→ INSTRUCTIONS TO FOLLOW: Could you filter the records below and return each line that holds "heading"?

→ DATA RECORDS:

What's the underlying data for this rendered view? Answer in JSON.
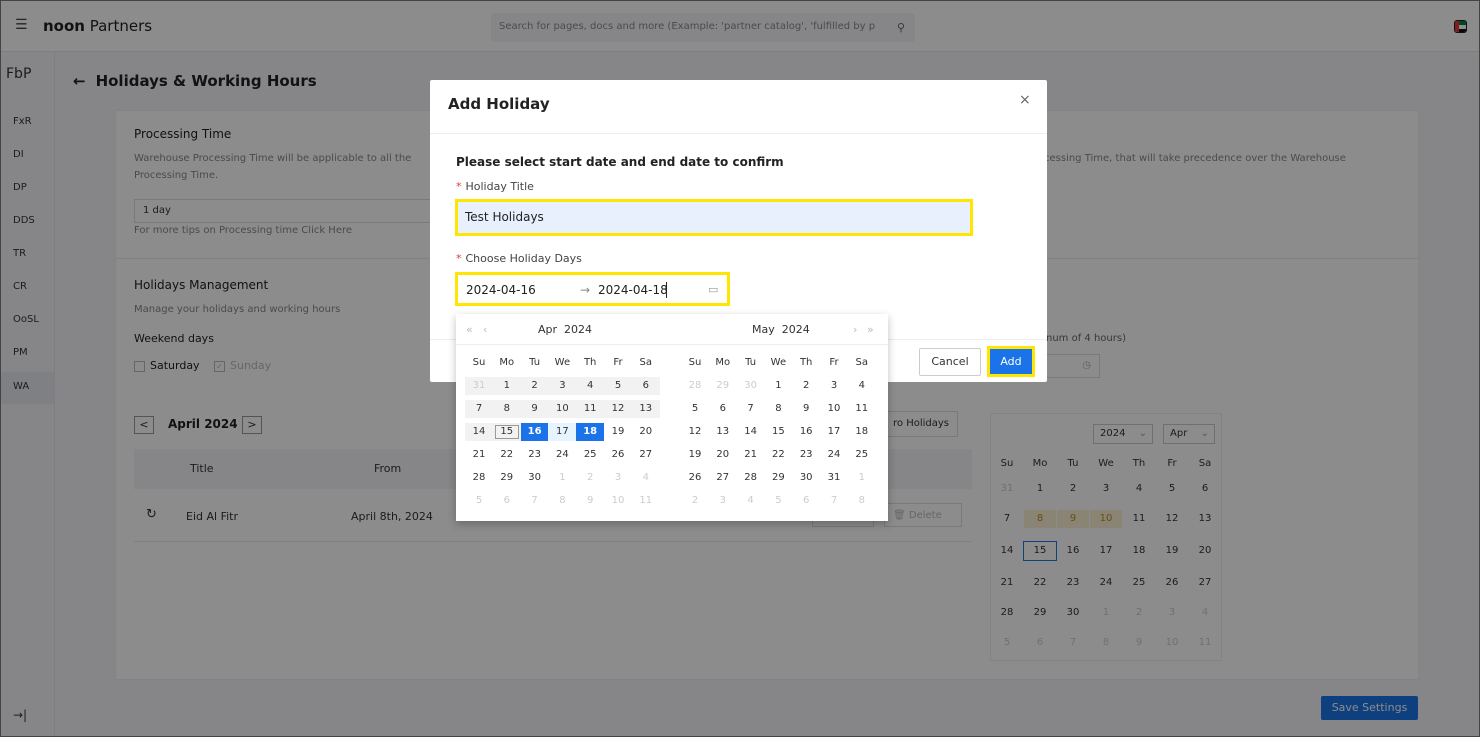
{
  "topbar": {
    "brand_bold": "noon",
    "brand_rest": " Partners",
    "search_placeholder": "Search for pages, docs and more (Example: 'partner catalog', 'fulfilled by p"
  },
  "sidebar": {
    "brand": "FbP",
    "items": [
      "FxR",
      "DI",
      "DP",
      "DDS",
      "TR",
      "CR",
      "OoSL",
      "PM",
      "WA"
    ],
    "collapse": "→|"
  },
  "page": {
    "title": "Holidays & Working Hours",
    "processing": {
      "heading": "Processing Time",
      "desc1": "Warehouse Processing Time will be applicable to all the",
      "desc2": "Processing Time.",
      "desc_right": "cessing Time, that will take precedence over the Warehouse",
      "select_value": "1 day",
      "tips": "For more tips on Processing time Click Here"
    },
    "holidays": {
      "heading": "Holidays Management",
      "desc": "Manage your holidays and working hours",
      "weekend_label": "Weekend days",
      "saturday": "Saturday",
      "sunday": "Sunday",
      "max_hint": "num of 4 hours)",
      "month_label": "April 2024",
      "prev": "<",
      "next": ">",
      "col_title": "Title",
      "col_from": "From",
      "row_title": "Eid Al Fitr",
      "row_from": "April 8th, 2024",
      "import_btn": "ro Holidays",
      "delete_btn": "Delete"
    },
    "mini_cal": {
      "year": "2024",
      "month": "Apr",
      "weekdays": [
        "Su",
        "Mo",
        "Tu",
        "We",
        "Th",
        "Fr",
        "Sa"
      ],
      "weeks": [
        [
          "31",
          "1",
          "2",
          "3",
          "4",
          "5",
          "6"
        ],
        [
          "7",
          "8",
          "9",
          "10",
          "11",
          "12",
          "13"
        ],
        [
          "14",
          "15",
          "16",
          "17",
          "18",
          "19",
          "20"
        ],
        [
          "21",
          "22",
          "23",
          "24",
          "25",
          "26",
          "27"
        ],
        [
          "28",
          "29",
          "30",
          "1",
          "2",
          "3",
          "4"
        ],
        [
          "5",
          "6",
          "7",
          "8",
          "9",
          "10",
          "11"
        ]
      ]
    },
    "save": "Save Settings"
  },
  "modal": {
    "title": "Add Holiday",
    "close": "×",
    "instruction": "Please select start date and end date to confirm",
    "title_label": "Holiday Title",
    "title_value": "Test Holidays",
    "days_label": "Choose Holiday Days",
    "start": "2024-04-16",
    "arrow": "→",
    "end": "2024-04-18",
    "cancel": "Cancel",
    "add": "Add"
  },
  "picker": {
    "left_month": "Apr",
    "left_year": "2024",
    "right_month": "May",
    "right_year": "2024",
    "weekdays": [
      "Su",
      "Mo",
      "Tu",
      "We",
      "Th",
      "Fr",
      "Sa"
    ],
    "april": [
      [
        "31",
        "1",
        "2",
        "3",
        "4",
        "5",
        "6"
      ],
      [
        "7",
        "8",
        "9",
        "10",
        "11",
        "12",
        "13"
      ],
      [
        "14",
        "15",
        "16",
        "17",
        "18",
        "19",
        "20"
      ],
      [
        "21",
        "22",
        "23",
        "24",
        "25",
        "26",
        "27"
      ],
      [
        "28",
        "29",
        "30",
        "1",
        "2",
        "3",
        "4"
      ],
      [
        "5",
        "6",
        "7",
        "8",
        "9",
        "10",
        "11"
      ]
    ],
    "may": [
      [
        "28",
        "29",
        "30",
        "1",
        "2",
        "3",
        "4"
      ],
      [
        "5",
        "6",
        "7",
        "8",
        "9",
        "10",
        "11"
      ],
      [
        "12",
        "13",
        "14",
        "15",
        "16",
        "17",
        "18"
      ],
      [
        "19",
        "20",
        "21",
        "22",
        "23",
        "24",
        "25"
      ],
      [
        "26",
        "27",
        "28",
        "29",
        "30",
        "31",
        "1"
      ],
      [
        "2",
        "3",
        "4",
        "5",
        "6",
        "7",
        "8"
      ]
    ],
    "range_start": "16",
    "range_end": "18",
    "today": "15"
  },
  "colors": {
    "accent": "#1a73e8",
    "highlight": "#ffe600",
    "holiday_bg": "#fcf0d4"
  }
}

→ SOLUTION TO THIS TASK:
      "heading": "Processing Time",
      "heading": "Holidays Management",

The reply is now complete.